● **What you have to do**
All the entries need to be duplicated exactly, with the pictures omitted.

● **Data for this task**
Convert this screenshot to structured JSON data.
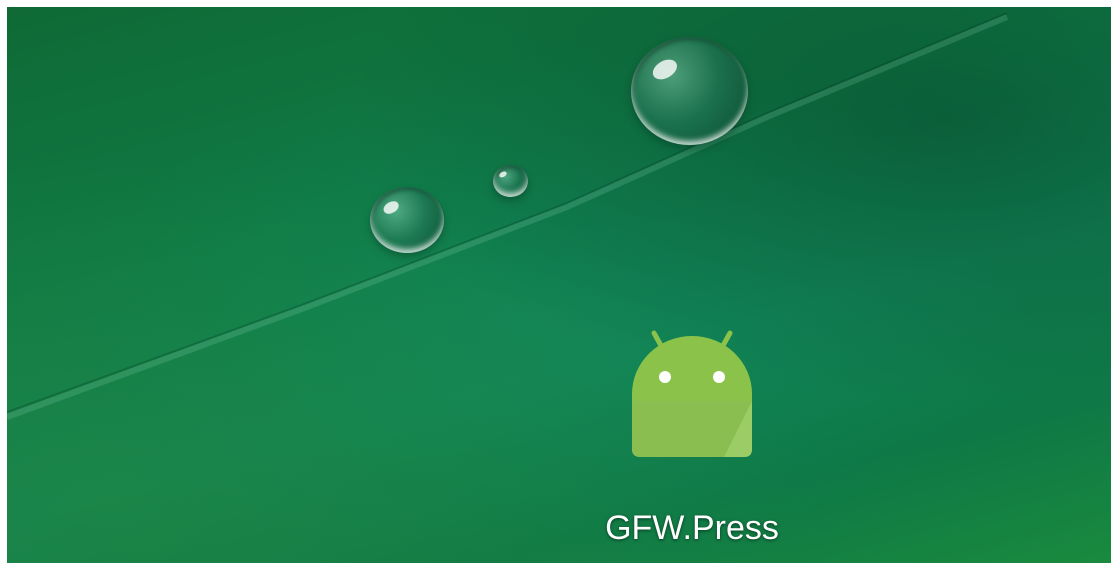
{
  "wallpaper": {
    "icon": "water-drops-leaf-wallpaper",
    "base_color": "#0f7a46"
  },
  "home_screen": {
    "apps": [
      {
        "label": "GFW.Press",
        "icon": "android-robot-icon",
        "icon_color": "#8bc34a"
      }
    ]
  }
}
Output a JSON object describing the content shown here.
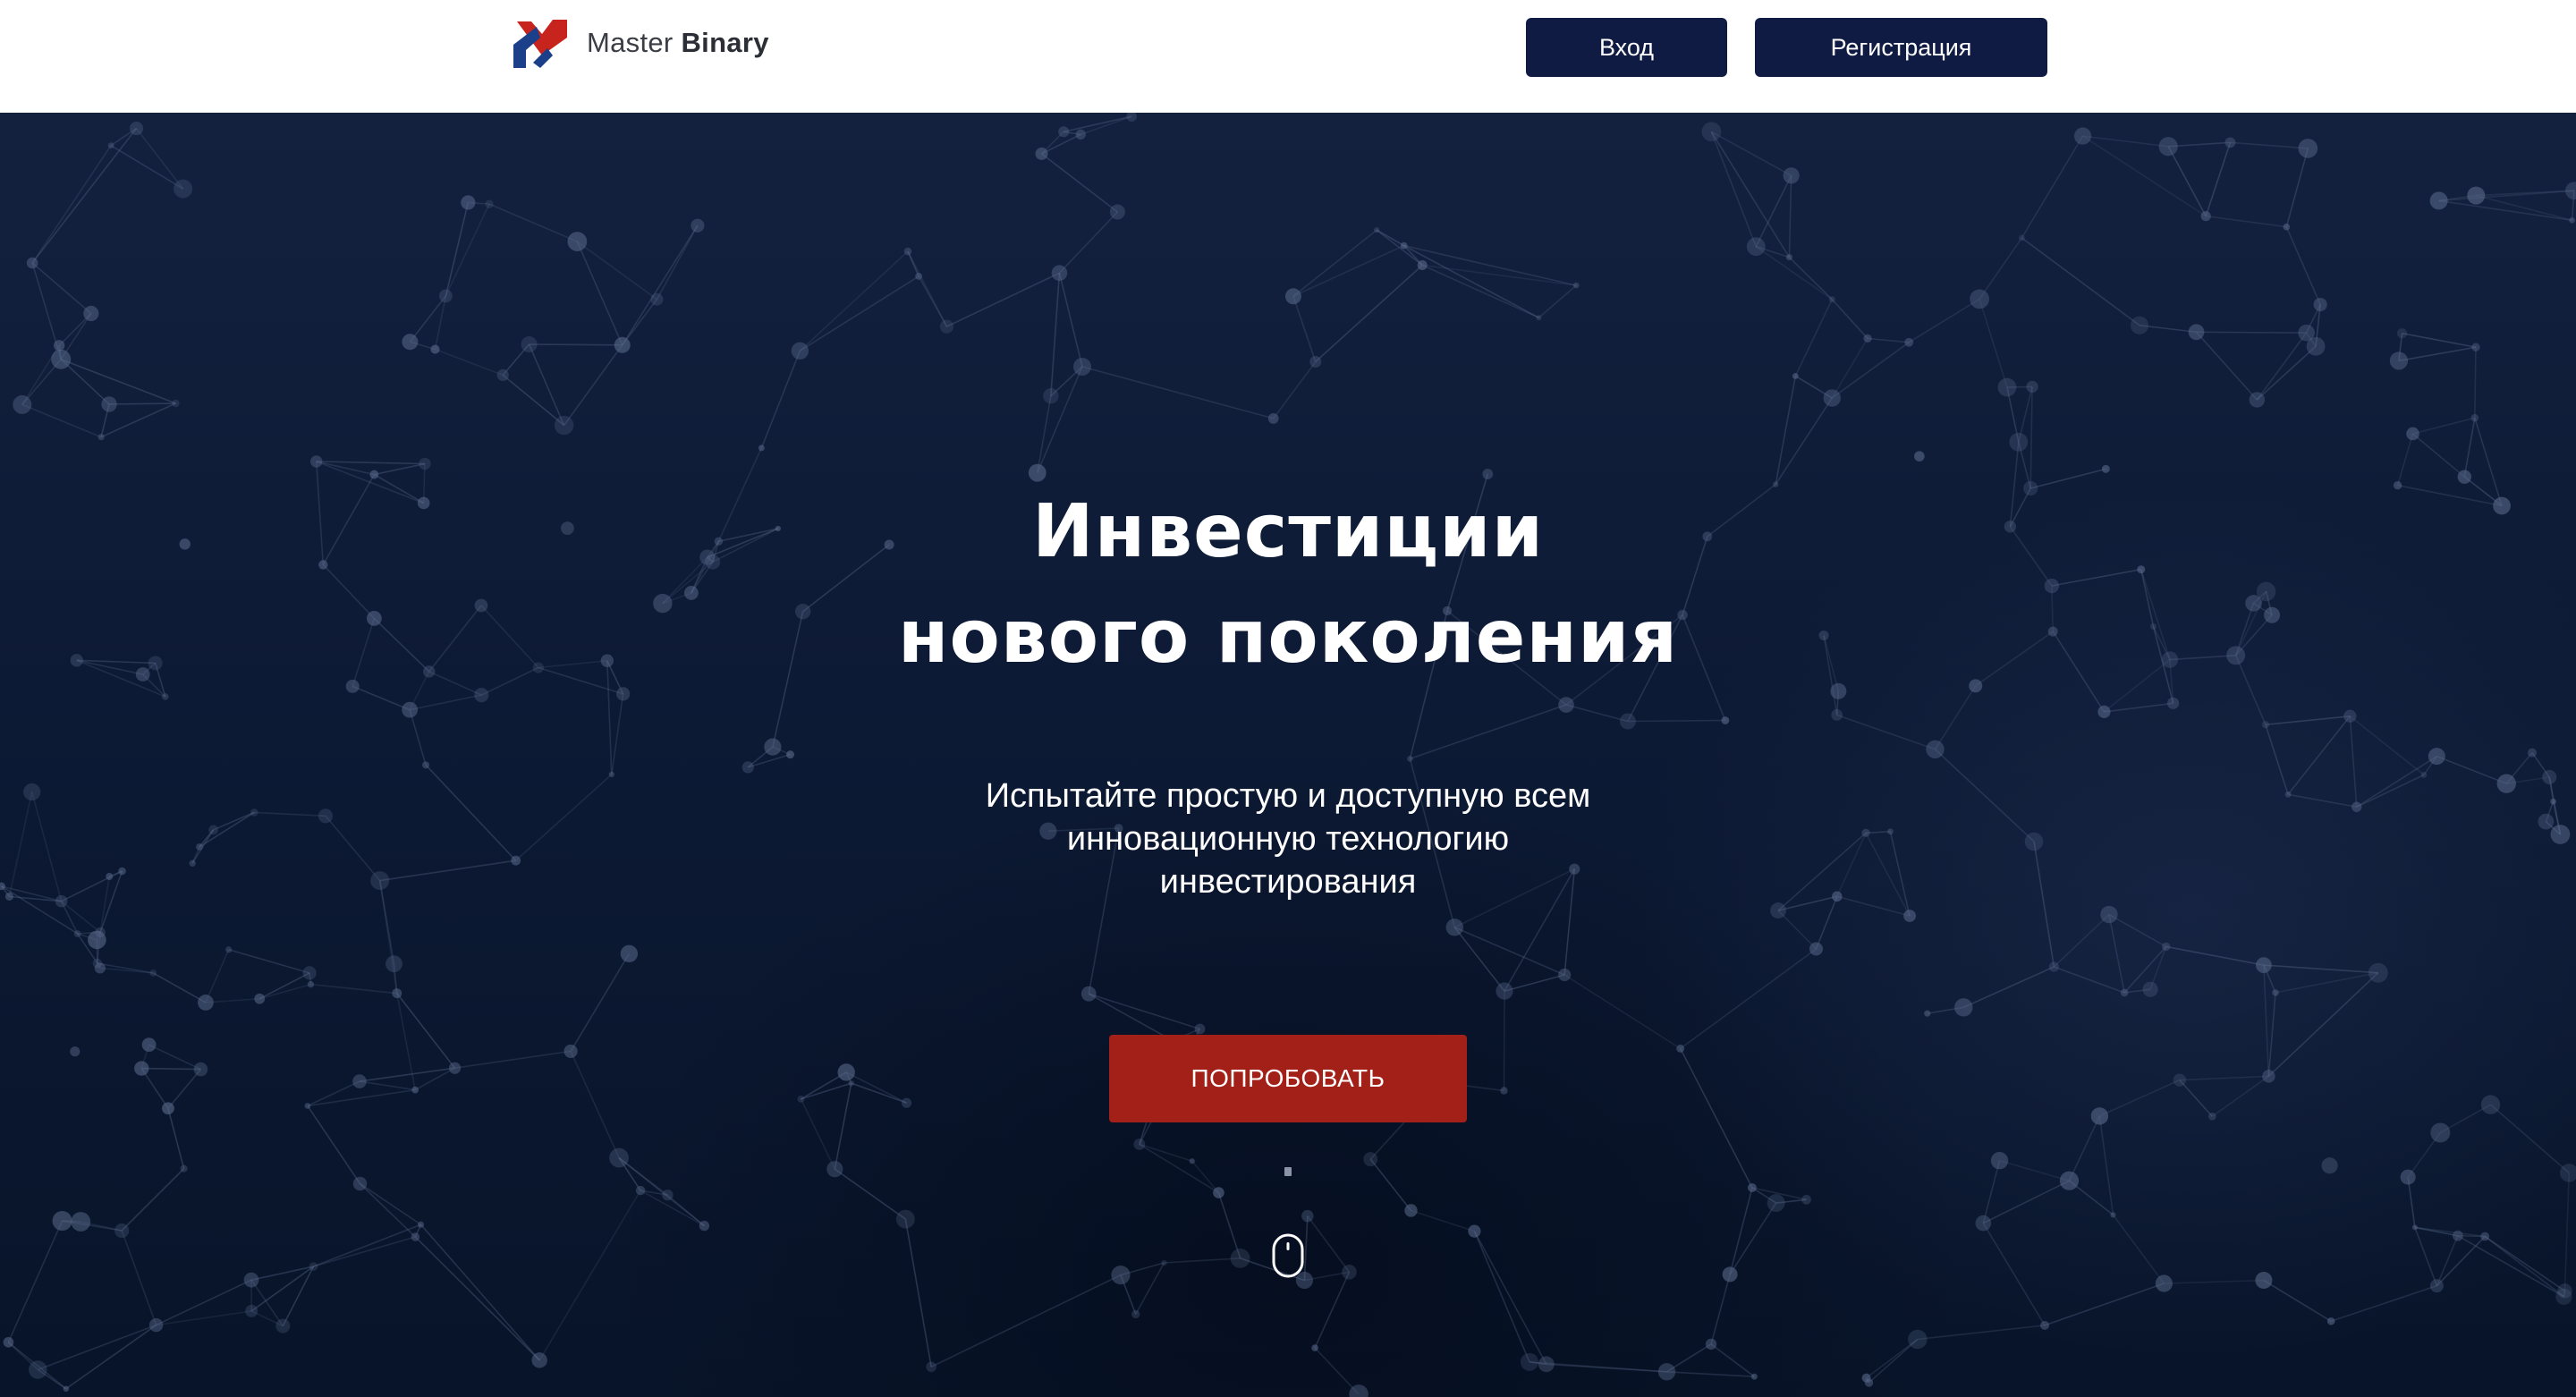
{
  "header": {
    "logo": {
      "text_light": "Master",
      "text_bold": "Binary",
      "icon": "master-binary-logo-icon",
      "colors": {
        "red": "#c8241e",
        "blue": "#1c3f8a"
      }
    },
    "login_label": "Вход",
    "register_label": "Регистрация"
  },
  "hero": {
    "title_line1": "Инвестиции",
    "title_line2": "нового поколения",
    "subtitle_line1": "Испытайте простую и доступную всем",
    "subtitle_line2": "инновационную технологию",
    "subtitle_line3": "инвестирования",
    "cta_label": "ПОПРОБОВАТЬ",
    "scroll_icon": "mouse-scroll-icon"
  },
  "colors": {
    "nav_button": "#0f1b42",
    "cta": "#a32018",
    "hero_background": "#0d1a35",
    "network_lines": "#5b6b8c"
  }
}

● **Exercise answer**
Convert this screenshot to structured JSON data.
{
  "wallpaper": {
    "icon": "water-drops-leaf-wallpaper",
    "base_color": "#0f7a46"
  },
  "home_screen": {
    "apps": [
      {
        "label": "GFW.Press",
        "icon": "android-robot-icon",
        "icon_color": "#8bc34a"
      }
    ]
  }
}
Output a JSON object describing the content shown here.
{
  "header": {
    "logo": {
      "text_light": "Master",
      "text_bold": "Binary",
      "icon": "master-binary-logo-icon",
      "colors": {
        "red": "#c8241e",
        "blue": "#1c3f8a"
      }
    },
    "login_label": "Вход",
    "register_label": "Регистрация"
  },
  "hero": {
    "title_line1": "Инвестиции",
    "title_line2": "нового поколения",
    "subtitle_line1": "Испытайте простую и доступную всем",
    "subtitle_line2": "инновационную технологию",
    "subtitle_line3": "инвестирования",
    "cta_label": "ПОПРОБОВАТЬ",
    "scroll_icon": "mouse-scroll-icon"
  },
  "colors": {
    "nav_button": "#0f1b42",
    "cta": "#a32018",
    "hero_background": "#0d1a35",
    "network_lines": "#5b6b8c"
  }
}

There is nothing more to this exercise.